“The Polish government and society need to be recognized and commended for their generous and open-armed support to the populations arriving, the speed and rapidity at which populations that wanted to work were able to have registered temporary protection” that provided services that allowed to integrate them into the labor market, said the economist.
Ukrainian diaspora helps new arrivals find jobs
Maciej Bukowski, president of the Warsaw-based research institute Wise-Europa, draws attention to another aspect – before the arrival of a new wave of TDPs after February 24, Ukrainians were already in Poland, arriving especially after 2014, when Russia annexed Crimea, and instigated and supported aggression in Donbas.
The presence of Ukrainians helped absorb the sudden and significant wave of new refugees from Ukraine.
Barriers for Ukrainians in the Polish labor market
Still, obstacles to the employment of the Ukrainian TDPs remain. The language barrier is one of them. Even though Ukrainian and Polish are linguistically close, it still takes time and effort to be able to speak Polish fluently.
The Zustricz Foundation, an organization of Ukrainians in Krakow, offers classes for Polish-language learners, one of the popular ways to assist Ukrainian TDPs.
A second barrier is the need to care for children. Almost half of those who arrived from Ukraine after February 24 and remained in Poland (600,000) are children.
Badiani-Magnusson of the World Bank points to the need to find employment that matches the qualifications of the Ukrainian job seekers. Zustricz Foundation founder Aleksandra Zapolska agrees – there is still a need to connect employers and job seekers, especially among the most qualified.
“In the medical field, there is a great need for nurses and doctors; for example, there is a shortage of psychiatrists. On the other hand, doctors do not fully know where to turn because not every hospital is interested at that moment; there is no such path for them to meet,” she explained.
The World Bank also says that Ukrainian entrepreneurs need help with adaptation to Polish legislation and access to finance. “You can imagine that you can have a very successful business in Ukraine, and you’d like to be able to bring those same skills into the Polish labor market,” says Badiani-Magnusson.

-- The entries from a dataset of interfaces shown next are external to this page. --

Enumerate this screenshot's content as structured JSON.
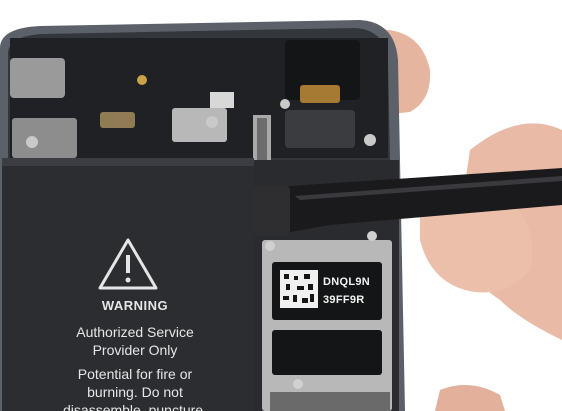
{
  "photo": {
    "warning_label": {
      "title": "WARNING",
      "lines": [
        "Authorized Service",
        "Provider Only",
        "Potential for fire or",
        "burning. Do not",
        "disassemble, puncture,"
      ]
    },
    "chip_label": {
      "lines": [
        "DNQL9N",
        "39FF9R"
      ]
    },
    "colors": {
      "background": "#ffffff",
      "phone_frame": "#5c6068",
      "battery": "#2b2d31",
      "logic_board": "#1d1e20",
      "spudger": "#1a1a1c",
      "skin": "#e8b8a4"
    }
  }
}
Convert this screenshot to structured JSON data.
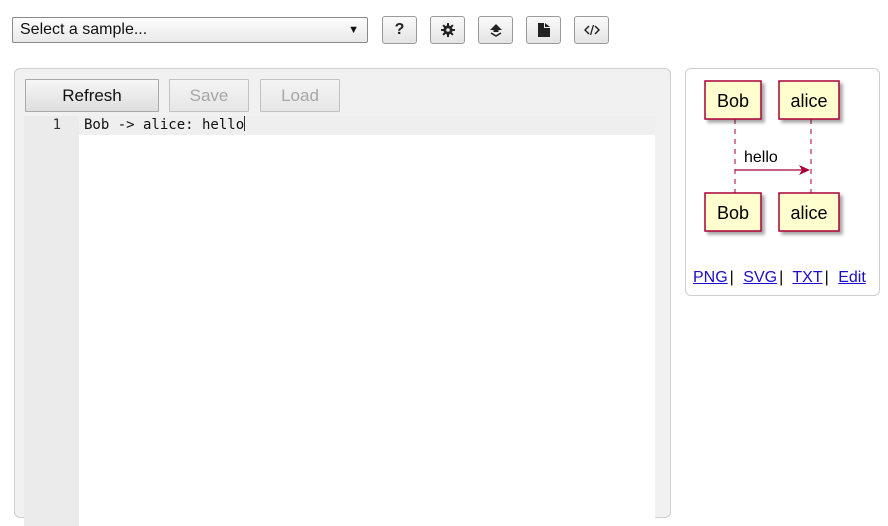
{
  "toolbar": {
    "sample_select": {
      "value": "Select a sample...",
      "arrow": "▼"
    },
    "buttons": [
      {
        "name": "help",
        "icon": "question-icon",
        "label": "?"
      },
      {
        "name": "settings",
        "icon": "gear-icon"
      },
      {
        "name": "upload",
        "icon": "upload-icon"
      },
      {
        "name": "file",
        "icon": "file-icon"
      },
      {
        "name": "code",
        "icon": "code-icon"
      }
    ]
  },
  "editor": {
    "buttons": {
      "refresh": "Refresh",
      "save": "Save",
      "load": "Load"
    },
    "lines": [
      {
        "number": "1",
        "text": "Bob -> alice: hello"
      }
    ]
  },
  "preview": {
    "participants": [
      "Bob",
      "alice"
    ],
    "message": "hello",
    "colors": {
      "participant_fill": "#FEFECE",
      "participant_border": "#A80036",
      "arrow": "#A80036"
    },
    "links": {
      "png": "PNG",
      "svg": "SVG",
      "txt": "TXT",
      "edit": "Edit",
      "separator": "|"
    }
  }
}
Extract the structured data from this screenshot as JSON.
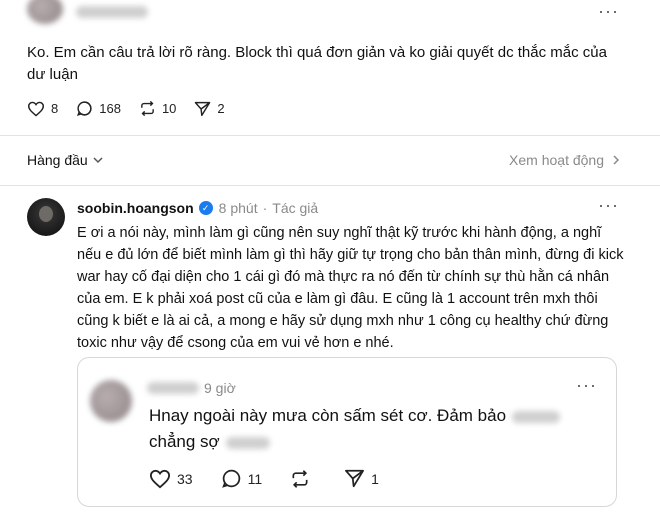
{
  "post": {
    "text": "Ko. Em cần câu trả lời rõ ràng. Block thì quá đơn giản và ko giải quyết dc thắc mắc của dư luận",
    "likes": "8",
    "comments": "168",
    "reposts": "10",
    "shares": "2"
  },
  "sort": {
    "label": "Hàng đầu",
    "view_activity": "Xem hoạt động"
  },
  "reply": {
    "username": "soobin.hoangson",
    "time": "8 phút",
    "separator": "·",
    "role": "Tác giả",
    "text": "E ơi a nói này, mình làm gì cũng nên suy nghĩ thật kỹ trước khi hành động, a nghĩ nếu e đủ lớn để biết mình làm gì thì hãy giữ tự trọng cho bản thân mình, đừng đi kick war hay cố đại diện cho 1 cái gì đó mà thực ra nó đến từ chính sự thù hằn cá nhân của em. E k phải xoá post cũ của e làm gì đâu. E cũng là 1 account trên mxh thôi cũng k biết e là ai cả, a mong e hãy sử dụng mxh như 1 công cụ healthy chứ đừng toxic như vậy để csong của em vui vẻ hơn e nhé."
  },
  "quote": {
    "time": "9 giờ",
    "text_part1": "Hnay ngoài này mưa còn sấm sét cơ. Đảm bảo",
    "text_part2": "chẳng sợ",
    "likes": "33",
    "comments": "11",
    "shares": "1"
  },
  "icons": {
    "heart": "heart-icon",
    "comment": "comment-icon",
    "repost": "repost-icon",
    "share": "share-icon",
    "verified": "verified-badge-icon",
    "more": "more-icon",
    "chevron_down": "chevron-down-icon",
    "chevron_right": "chevron-right-icon"
  },
  "colors": {
    "verified": "#1d7bf0",
    "muted": "#8a8a8a"
  }
}
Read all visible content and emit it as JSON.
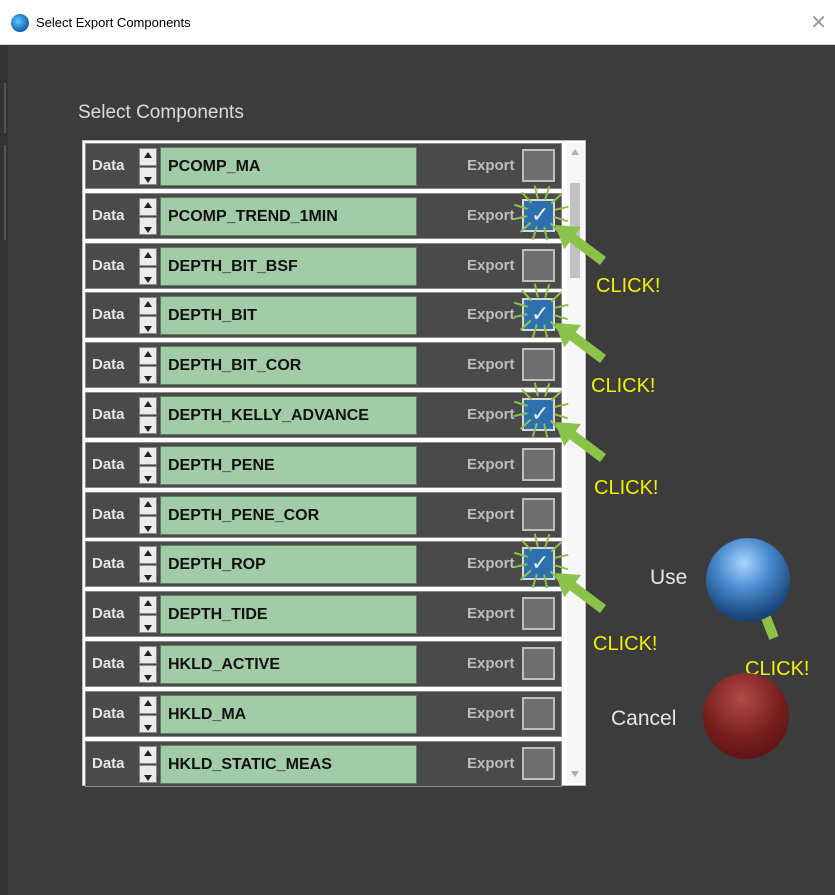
{
  "window": {
    "title": "Select Export Components",
    "close_glyph": "✕"
  },
  "heading": "Select Components",
  "rows": [
    {
      "data_label": "Data",
      "name": "PCOMP_MA",
      "export_label": "Export",
      "checked": false
    },
    {
      "data_label": "Data",
      "name": "PCOMP_TREND_1MIN",
      "export_label": "Export",
      "checked": true
    },
    {
      "data_label": "Data",
      "name": "DEPTH_BIT_BSF",
      "export_label": "Export",
      "checked": false
    },
    {
      "data_label": "Data",
      "name": "DEPTH_BIT",
      "export_label": "Export",
      "checked": true
    },
    {
      "data_label": "Data",
      "name": "DEPTH_BIT_COR",
      "export_label": "Export",
      "checked": false
    },
    {
      "data_label": "Data",
      "name": "DEPTH_KELLY_ADVANCE",
      "export_label": "Export",
      "checked": true
    },
    {
      "data_label": "Data",
      "name": "DEPTH_PENE",
      "export_label": "Export",
      "checked": false
    },
    {
      "data_label": "Data",
      "name": "DEPTH_PENE_COR",
      "export_label": "Export",
      "checked": false
    },
    {
      "data_label": "Data",
      "name": "DEPTH_ROP",
      "export_label": "Export",
      "checked": true
    },
    {
      "data_label": "Data",
      "name": "DEPTH_TIDE",
      "export_label": "Export",
      "checked": false
    },
    {
      "data_label": "Data",
      "name": "HKLD_ACTIVE",
      "export_label": "Export",
      "checked": false
    },
    {
      "data_label": "Data",
      "name": "HKLD_MA",
      "export_label": "Export",
      "checked": false
    },
    {
      "data_label": "Data",
      "name": "HKLD_STATIC_MEAS",
      "export_label": "Export",
      "checked": false
    }
  ],
  "actions": {
    "use_label": "Use",
    "cancel_label": "Cancel"
  },
  "annotations": {
    "click_text": "CLICK!"
  },
  "colors": {
    "name_field": "#a2cba8",
    "checkbox_checked": "#2e6fad",
    "annotation_arrow": "#8bc34a",
    "annotation_text": "#f3f000",
    "use_button": "#2a6bb0",
    "cancel_button": "#7a1f1f"
  }
}
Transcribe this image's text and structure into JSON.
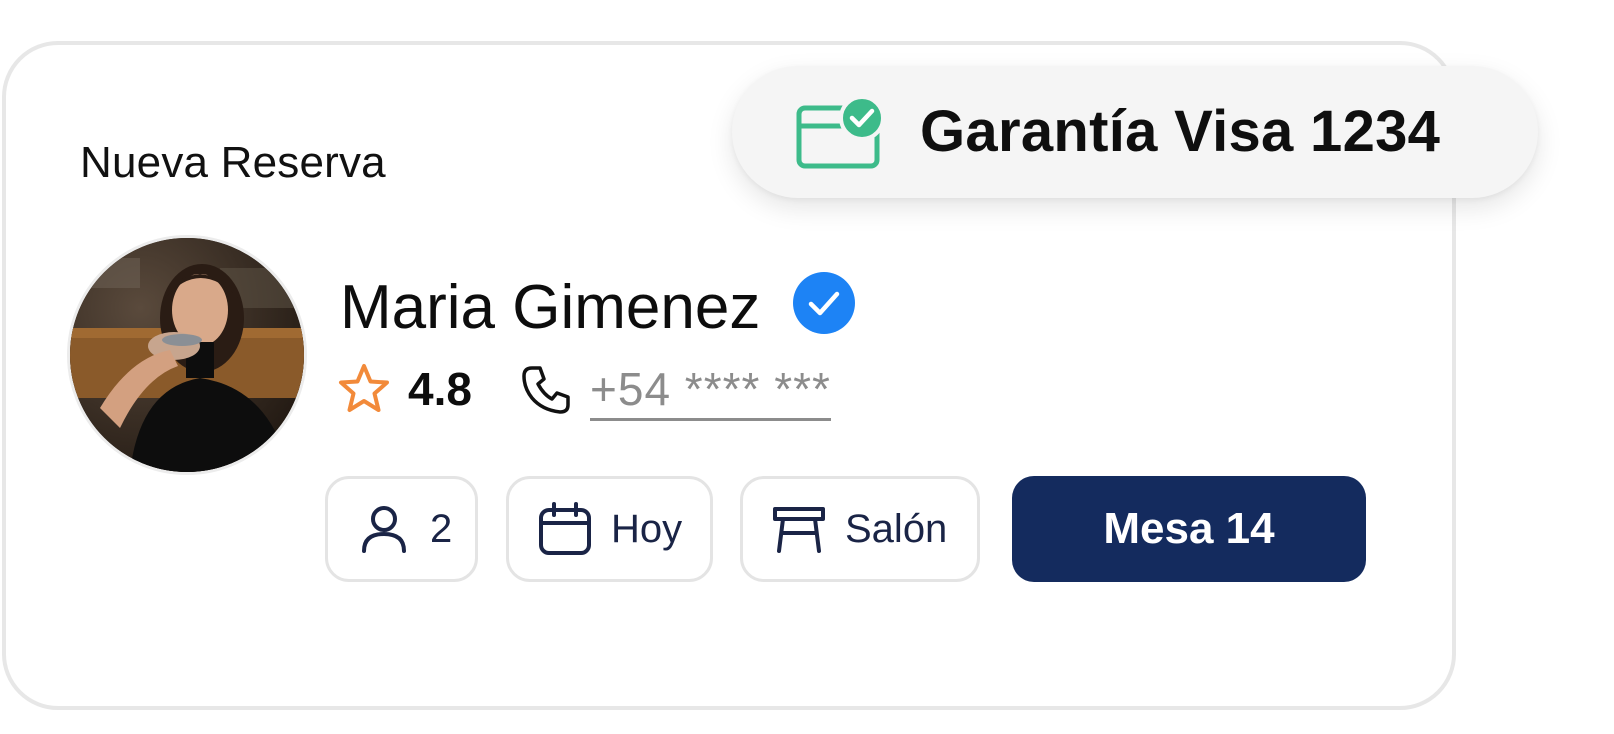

An uncertain outcome
Zapolska points to another problem – uncertainty about the future.
Will these people return to Ukraine? Mykhailo Podolyak, an adviser to Ukrainian President Volodymyr Zelenskyy, said Ukrainians will return with the liberation of Ukrainian territories; the critical moment here will be the liberation of Kherson. That is why, he said, it is essential to end the war in such a way that Russia cannot continue posing a threat to Ukrainian territories.
“Many Ukrainians do not know whether they will return, and their decision often changes,” said Zapolska.
According to the United Nations Refugee Agency (UNHCR), more than 7 million Ukrainian TDPs remain in European countries – 1.3 million in Poland. Since the start of the full-scale offensive, more than 6 million people have crossed the border from Ukraine to Poland.
VOA’s Georgian Service contributed to this report.